High cholesterol is a major risk factor for some of the western world’s biggest killers, including heart disease, heart attack, and stroke. According to the Centers for Disease Control and Prevention, around 38 percent of adults in the United States have high cholesterol. As high cholesterol does not cause any symptoms, many of Americans don’t even realize they’re at risk.
Fortunately, cholesterol is a controllable risk factor. This means that changes to diet and lifestyle can reduce cholesterol and a person’s risk of developing serious health problems.
What Is Cholesterol?
Cholesterol is a fatty substance produced in the liver. The human body needs at least some cholesterol to perform vital functions, like building hormones and processing high-fat foods.
Dietary cholesterol is the term used to describe additional cholesterol taken in through the foods we eat. It is predominantly found in animal products such as meat, eggs and dairy, as well as some processed foods.
Not all cholesterol is bad for your health. In fact, there are two types of cholesterol known as:
- Low-Density Lipoprotein (LDL): Commonly referred to as “bad” cholesterol. It can lead to fatty deposits in arteries, which increase the risk of stroke and heart disease.

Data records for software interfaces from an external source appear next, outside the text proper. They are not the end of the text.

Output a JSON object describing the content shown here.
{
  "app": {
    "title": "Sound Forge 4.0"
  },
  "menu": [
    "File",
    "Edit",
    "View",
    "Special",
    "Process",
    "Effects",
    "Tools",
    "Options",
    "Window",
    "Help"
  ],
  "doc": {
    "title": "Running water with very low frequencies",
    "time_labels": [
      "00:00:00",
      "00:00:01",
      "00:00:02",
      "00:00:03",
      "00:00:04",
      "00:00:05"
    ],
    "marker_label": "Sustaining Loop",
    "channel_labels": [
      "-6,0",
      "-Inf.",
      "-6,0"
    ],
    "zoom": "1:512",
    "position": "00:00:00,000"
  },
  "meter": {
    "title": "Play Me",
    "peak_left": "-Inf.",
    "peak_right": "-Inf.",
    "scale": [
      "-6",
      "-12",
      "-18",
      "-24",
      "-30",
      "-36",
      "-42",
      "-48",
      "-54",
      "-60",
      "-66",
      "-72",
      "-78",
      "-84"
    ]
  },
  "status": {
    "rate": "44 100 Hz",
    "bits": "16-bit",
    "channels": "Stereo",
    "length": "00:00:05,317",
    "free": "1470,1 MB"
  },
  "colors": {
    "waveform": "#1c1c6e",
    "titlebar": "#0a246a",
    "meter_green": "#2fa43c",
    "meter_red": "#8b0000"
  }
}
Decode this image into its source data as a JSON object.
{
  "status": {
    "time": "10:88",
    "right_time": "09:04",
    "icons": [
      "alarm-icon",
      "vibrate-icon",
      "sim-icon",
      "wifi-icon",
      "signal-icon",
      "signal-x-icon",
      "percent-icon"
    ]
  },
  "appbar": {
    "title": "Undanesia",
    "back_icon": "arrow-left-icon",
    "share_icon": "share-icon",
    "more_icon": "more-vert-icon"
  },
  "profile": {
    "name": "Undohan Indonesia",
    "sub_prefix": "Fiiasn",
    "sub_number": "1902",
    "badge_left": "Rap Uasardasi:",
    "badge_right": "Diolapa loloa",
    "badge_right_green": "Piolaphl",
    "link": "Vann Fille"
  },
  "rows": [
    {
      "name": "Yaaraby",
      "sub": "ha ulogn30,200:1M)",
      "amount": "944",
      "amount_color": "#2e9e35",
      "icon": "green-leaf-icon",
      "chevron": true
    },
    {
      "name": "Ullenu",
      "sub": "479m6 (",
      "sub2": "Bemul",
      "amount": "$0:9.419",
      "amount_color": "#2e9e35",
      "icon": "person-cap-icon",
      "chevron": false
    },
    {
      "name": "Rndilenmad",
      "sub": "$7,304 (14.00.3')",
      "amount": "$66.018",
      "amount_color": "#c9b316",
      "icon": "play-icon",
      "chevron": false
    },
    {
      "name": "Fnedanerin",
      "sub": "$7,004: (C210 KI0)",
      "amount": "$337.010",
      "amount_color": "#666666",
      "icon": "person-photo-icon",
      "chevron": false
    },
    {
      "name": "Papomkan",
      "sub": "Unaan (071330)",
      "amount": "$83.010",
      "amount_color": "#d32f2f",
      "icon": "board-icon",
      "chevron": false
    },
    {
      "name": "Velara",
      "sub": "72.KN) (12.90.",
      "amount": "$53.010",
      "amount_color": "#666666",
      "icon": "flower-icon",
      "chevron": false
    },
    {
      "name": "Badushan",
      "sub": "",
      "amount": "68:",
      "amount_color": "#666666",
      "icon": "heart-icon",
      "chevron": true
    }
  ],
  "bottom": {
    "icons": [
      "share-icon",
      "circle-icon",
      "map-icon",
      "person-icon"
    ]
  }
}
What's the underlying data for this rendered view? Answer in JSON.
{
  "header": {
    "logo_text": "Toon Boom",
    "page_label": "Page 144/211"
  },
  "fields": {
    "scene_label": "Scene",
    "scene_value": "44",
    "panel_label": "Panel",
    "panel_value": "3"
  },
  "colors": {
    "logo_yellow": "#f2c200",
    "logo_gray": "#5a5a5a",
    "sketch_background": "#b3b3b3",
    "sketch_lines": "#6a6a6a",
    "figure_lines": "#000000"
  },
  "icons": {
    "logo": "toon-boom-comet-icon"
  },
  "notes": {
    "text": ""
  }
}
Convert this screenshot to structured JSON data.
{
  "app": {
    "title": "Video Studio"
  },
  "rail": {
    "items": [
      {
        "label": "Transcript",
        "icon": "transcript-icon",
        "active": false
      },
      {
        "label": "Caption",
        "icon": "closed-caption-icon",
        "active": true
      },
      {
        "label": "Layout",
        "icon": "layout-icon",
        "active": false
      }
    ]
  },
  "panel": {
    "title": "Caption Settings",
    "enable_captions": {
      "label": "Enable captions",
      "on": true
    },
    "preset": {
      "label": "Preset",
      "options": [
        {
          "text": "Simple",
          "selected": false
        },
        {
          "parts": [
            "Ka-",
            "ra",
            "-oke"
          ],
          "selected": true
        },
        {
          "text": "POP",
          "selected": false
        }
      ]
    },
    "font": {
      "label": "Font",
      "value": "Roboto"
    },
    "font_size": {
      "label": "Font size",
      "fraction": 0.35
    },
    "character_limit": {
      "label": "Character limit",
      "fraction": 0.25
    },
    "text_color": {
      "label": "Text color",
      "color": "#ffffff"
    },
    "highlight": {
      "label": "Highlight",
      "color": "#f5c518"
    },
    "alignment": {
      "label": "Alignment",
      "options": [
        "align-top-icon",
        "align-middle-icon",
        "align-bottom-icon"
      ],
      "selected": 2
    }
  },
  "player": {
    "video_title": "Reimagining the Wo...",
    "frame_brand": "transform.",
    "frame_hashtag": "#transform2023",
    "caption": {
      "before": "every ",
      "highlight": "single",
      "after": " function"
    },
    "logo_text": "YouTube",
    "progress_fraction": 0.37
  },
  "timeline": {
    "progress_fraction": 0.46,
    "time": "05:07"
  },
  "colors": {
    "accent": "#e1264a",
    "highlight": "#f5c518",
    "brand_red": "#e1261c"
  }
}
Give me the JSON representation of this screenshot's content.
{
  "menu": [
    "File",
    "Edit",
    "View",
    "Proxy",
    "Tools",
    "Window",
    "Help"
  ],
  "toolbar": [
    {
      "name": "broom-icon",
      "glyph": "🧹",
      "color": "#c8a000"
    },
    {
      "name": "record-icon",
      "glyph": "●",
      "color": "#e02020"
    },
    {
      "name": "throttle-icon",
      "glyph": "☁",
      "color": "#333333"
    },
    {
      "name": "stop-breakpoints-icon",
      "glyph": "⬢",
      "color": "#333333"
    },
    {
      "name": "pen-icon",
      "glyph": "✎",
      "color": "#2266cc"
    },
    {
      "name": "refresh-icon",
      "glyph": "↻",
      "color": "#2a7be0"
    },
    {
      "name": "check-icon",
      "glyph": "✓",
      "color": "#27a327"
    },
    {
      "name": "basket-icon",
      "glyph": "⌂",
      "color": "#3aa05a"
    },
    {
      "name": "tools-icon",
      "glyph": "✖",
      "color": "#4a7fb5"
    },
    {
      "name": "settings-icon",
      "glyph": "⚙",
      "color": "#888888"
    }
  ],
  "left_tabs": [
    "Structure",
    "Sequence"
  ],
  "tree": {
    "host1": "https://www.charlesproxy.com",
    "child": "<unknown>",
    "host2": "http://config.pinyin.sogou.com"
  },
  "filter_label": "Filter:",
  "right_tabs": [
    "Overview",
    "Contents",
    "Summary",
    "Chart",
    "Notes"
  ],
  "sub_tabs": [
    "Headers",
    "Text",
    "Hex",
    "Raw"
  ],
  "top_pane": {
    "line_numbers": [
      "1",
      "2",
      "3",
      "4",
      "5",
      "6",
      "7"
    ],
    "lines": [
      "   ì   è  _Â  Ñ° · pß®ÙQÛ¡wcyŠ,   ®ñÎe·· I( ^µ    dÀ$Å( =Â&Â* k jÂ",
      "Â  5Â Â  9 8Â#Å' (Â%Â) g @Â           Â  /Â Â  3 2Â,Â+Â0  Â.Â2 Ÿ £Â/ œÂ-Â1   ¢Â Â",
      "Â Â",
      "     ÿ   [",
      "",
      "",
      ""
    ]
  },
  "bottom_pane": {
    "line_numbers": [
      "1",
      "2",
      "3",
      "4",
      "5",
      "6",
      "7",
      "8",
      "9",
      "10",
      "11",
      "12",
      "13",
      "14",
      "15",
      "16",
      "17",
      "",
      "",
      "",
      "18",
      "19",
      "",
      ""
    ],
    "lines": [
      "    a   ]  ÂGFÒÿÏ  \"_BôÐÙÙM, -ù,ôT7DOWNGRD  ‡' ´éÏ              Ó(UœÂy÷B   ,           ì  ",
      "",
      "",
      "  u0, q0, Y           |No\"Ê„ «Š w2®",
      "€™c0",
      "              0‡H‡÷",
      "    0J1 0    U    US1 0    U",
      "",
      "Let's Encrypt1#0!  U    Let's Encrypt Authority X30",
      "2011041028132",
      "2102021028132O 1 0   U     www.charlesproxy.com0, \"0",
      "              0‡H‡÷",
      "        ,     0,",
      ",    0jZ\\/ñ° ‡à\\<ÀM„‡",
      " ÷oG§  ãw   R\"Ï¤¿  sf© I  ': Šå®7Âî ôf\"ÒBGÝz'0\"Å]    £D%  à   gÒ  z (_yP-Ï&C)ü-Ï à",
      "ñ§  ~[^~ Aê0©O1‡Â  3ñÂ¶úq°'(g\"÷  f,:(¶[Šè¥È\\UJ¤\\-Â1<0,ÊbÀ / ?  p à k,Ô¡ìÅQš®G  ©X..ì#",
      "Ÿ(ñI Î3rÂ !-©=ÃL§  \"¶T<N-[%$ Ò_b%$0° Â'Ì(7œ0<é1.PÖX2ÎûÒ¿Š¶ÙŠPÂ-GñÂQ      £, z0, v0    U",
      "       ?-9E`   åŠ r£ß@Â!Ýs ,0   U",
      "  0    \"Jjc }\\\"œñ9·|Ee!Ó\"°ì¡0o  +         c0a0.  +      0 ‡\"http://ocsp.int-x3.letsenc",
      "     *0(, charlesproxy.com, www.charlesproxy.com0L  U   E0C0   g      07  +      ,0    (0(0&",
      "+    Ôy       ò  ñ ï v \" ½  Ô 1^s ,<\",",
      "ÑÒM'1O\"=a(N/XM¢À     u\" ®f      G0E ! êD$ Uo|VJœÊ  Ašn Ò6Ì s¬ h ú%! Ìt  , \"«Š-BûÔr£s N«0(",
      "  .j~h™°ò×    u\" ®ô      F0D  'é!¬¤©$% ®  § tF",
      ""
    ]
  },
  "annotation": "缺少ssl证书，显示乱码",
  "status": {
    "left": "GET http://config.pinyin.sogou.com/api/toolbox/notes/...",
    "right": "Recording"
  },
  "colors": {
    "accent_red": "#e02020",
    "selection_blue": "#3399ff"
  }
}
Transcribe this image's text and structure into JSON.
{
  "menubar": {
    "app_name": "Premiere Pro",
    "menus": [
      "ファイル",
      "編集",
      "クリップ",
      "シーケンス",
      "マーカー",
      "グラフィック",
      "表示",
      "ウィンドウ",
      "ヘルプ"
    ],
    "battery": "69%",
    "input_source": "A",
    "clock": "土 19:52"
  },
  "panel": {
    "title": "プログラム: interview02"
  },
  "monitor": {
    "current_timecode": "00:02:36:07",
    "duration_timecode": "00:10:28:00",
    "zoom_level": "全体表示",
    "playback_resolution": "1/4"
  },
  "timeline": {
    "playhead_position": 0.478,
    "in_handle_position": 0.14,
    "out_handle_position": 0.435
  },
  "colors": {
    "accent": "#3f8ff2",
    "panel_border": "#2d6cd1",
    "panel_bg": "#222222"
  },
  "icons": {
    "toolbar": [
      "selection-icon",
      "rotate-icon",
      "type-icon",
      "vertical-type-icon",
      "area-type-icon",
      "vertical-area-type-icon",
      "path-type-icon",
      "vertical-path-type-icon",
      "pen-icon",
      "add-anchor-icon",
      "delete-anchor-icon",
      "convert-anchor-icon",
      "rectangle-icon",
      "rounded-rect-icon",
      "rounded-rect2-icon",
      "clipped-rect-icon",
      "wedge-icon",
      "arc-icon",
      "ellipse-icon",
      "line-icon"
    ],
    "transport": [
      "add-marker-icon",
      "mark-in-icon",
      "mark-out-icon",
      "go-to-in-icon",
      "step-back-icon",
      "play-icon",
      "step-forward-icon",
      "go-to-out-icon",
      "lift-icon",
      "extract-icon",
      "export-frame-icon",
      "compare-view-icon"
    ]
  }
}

- High-Density Lipoprotein (HDL): Commonly referred as “good” cholesterol. Can counteract the effects of LDL fat and reduce its associated risks.